* **REQUIRED WORK**
If a line in the data below contains "комш", copy it.

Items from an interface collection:

□ □ □ □ □

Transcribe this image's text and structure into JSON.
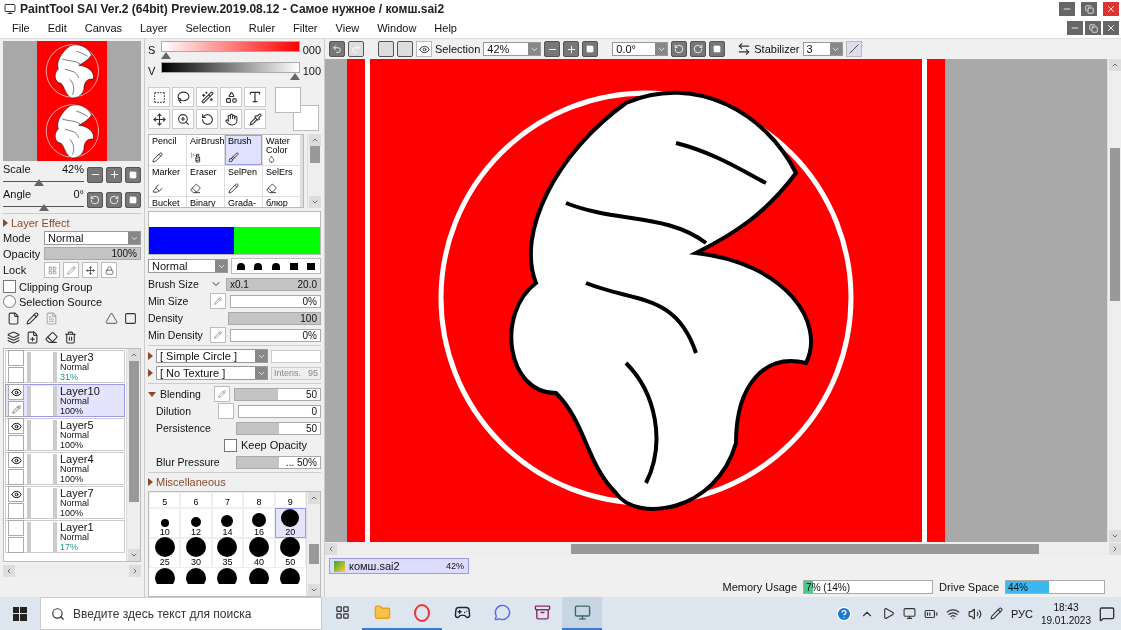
{
  "window": {
    "title": "PaintTool SAI Ver.2 (64bit) Preview.2019.08.12 - Самое нужное / комш.sai2"
  },
  "menu": [
    {
      "label": "File"
    },
    {
      "label": "Edit"
    },
    {
      "label": "Canvas"
    },
    {
      "label": "Layer"
    },
    {
      "label": "Selection"
    },
    {
      "label": "Ruler"
    },
    {
      "label": "Filter"
    },
    {
      "label": "View"
    },
    {
      "label": "Window"
    },
    {
      "label": "Help"
    }
  ],
  "navigator": {
    "scale": {
      "label": "Scale",
      "value": "42%",
      "level": 0.45
    },
    "angle": {
      "label": "Angle",
      "value": "0°",
      "level": 0.5
    }
  },
  "layer_effect": {
    "header": "Layer Effect",
    "mode": {
      "label": "Mode",
      "value": "Normal"
    },
    "opacity": {
      "label": "Opacity",
      "value": "100%",
      "level": 1
    },
    "lock": {
      "label": "Lock"
    },
    "clipping_group": {
      "label": "Clipping Group",
      "checked": false
    },
    "selection_source": {
      "label": "Selection Source",
      "selected": false
    }
  },
  "layers": [
    {
      "name": "Layer3",
      "mode": "Normal",
      "opacity": "31%",
      "reduced": true,
      "visible": false,
      "editing": false,
      "selected": false
    },
    {
      "name": "Layer10",
      "mode": "Normal",
      "opacity": "100%",
      "reduced": false,
      "visible": true,
      "editing": true,
      "selected": true
    },
    {
      "name": "Layer5",
      "mode": "Normal",
      "opacity": "100%",
      "reduced": false,
      "visible": true,
      "editing": false,
      "selected": false
    },
    {
      "name": "Layer4",
      "mode": "Normal",
      "opacity": "100%",
      "reduced": false,
      "visible": true,
      "editing": false,
      "selected": false
    },
    {
      "name": "Layer7",
      "mode": "Normal",
      "opacity": "100%",
      "reduced": false,
      "visible": true,
      "editing": false,
      "selected": false
    },
    {
      "name": "Layer1",
      "mode": "Normal",
      "opacity": "17%",
      "reduced": true,
      "visible": false,
      "editing": false,
      "selected": false
    }
  ],
  "color": {
    "s": {
      "label": "S",
      "value": "000",
      "level": 0
    },
    "v": {
      "label": "V",
      "value": "100",
      "level": 1
    }
  },
  "brush_tools": [
    {
      "label": "Pencil",
      "selected": false
    },
    {
      "label": "AirBrush",
      "selected": false
    },
    {
      "label": "Brush",
      "selected": true
    },
    {
      "label": "Water Color",
      "selected": false
    },
    {
      "label": "Marker",
      "selected": false
    },
    {
      "label": "Eraser",
      "selected": false
    },
    {
      "label": "SelPen",
      "selected": false
    },
    {
      "label": "SelErs",
      "selected": false
    },
    {
      "label": "Bucket",
      "selected": false
    },
    {
      "label": "Binary",
      "selected": false
    },
    {
      "label": "Grada-",
      "selected": false
    },
    {
      "label": "блюр",
      "selected": false
    }
  ],
  "brush": {
    "mode": "Normal",
    "params": [
      {
        "label": "Brush Size",
        "prefix": "x0.1",
        "value": "20.0",
        "level": 1
      },
      {
        "label": "Min Size",
        "value": "0%",
        "level": 0
      },
      {
        "label": "Density",
        "value": "100",
        "level": 1
      },
      {
        "label": "Min Density",
        "value": "0%",
        "level": 0
      }
    ],
    "shape": "[ Simple Circle ]",
    "texture": "[ No Texture ]",
    "intensity": "Intens.",
    "intensity_value": "95",
    "blending": [
      {
        "label": "Blending",
        "value": "50",
        "level": 0.5
      },
      {
        "label": "Dilution",
        "value": "0",
        "level": 0,
        "checked": false
      },
      {
        "label": "Persistence",
        "value": "50",
        "level": 0.5
      }
    ],
    "keep_opacity": {
      "label": "Keep Opacity",
      "checked": false
    },
    "blur_pressure": {
      "label": "Blur Pressure",
      "value": "... 50%",
      "level": 0.5
    },
    "misc_header": "Miscellaneous"
  },
  "brush_sizes": [
    {
      "label": "5",
      "selected": false
    },
    {
      "label": "6",
      "selected": false
    },
    {
      "label": "7",
      "selected": false
    },
    {
      "label": "8",
      "selected": false
    },
    {
      "label": "9",
      "selected": false
    },
    {
      "label": "10",
      "selected": false
    },
    {
      "label": "12",
      "selected": false
    },
    {
      "label": "14",
      "selected": false
    },
    {
      "label": "16",
      "selected": false
    },
    {
      "label": "20",
      "selected": true
    },
    {
      "label": "25",
      "selected": false
    },
    {
      "label": "30",
      "selected": false
    },
    {
      "label": "35",
      "selected": false
    },
    {
      "label": "40",
      "selected": false
    },
    {
      "label": "50",
      "selected": false
    }
  ],
  "canvas_toolbar": {
    "selection": "Selection",
    "zoom": "42%",
    "angle": "0.0°",
    "stabilizer_label": "Stabilizer",
    "stabilizer": "3"
  },
  "documents": [
    {
      "name": "комш.sai2",
      "zoom": "42%",
      "selected": true
    }
  ],
  "status": {
    "memory": {
      "label": "Memory Usage",
      "value": "7% (14%)",
      "level": 0.07
    },
    "drive": {
      "label": "Drive Space",
      "value": "44%",
      "level": 0.44
    }
  },
  "taskbar": {
    "search_placeholder": "Введите здесь текст для поиска",
    "language": "РУС",
    "time": "18:43",
    "date": "19.01.2023"
  }
}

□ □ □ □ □

* **ANSWER TO THIS PROBLEM**
    "title": "PaintTool SAI Ver.2 (64bit) Preview.2019.08.12 - Самое нужное / комш.sai2"
      "name": "комш.sai2",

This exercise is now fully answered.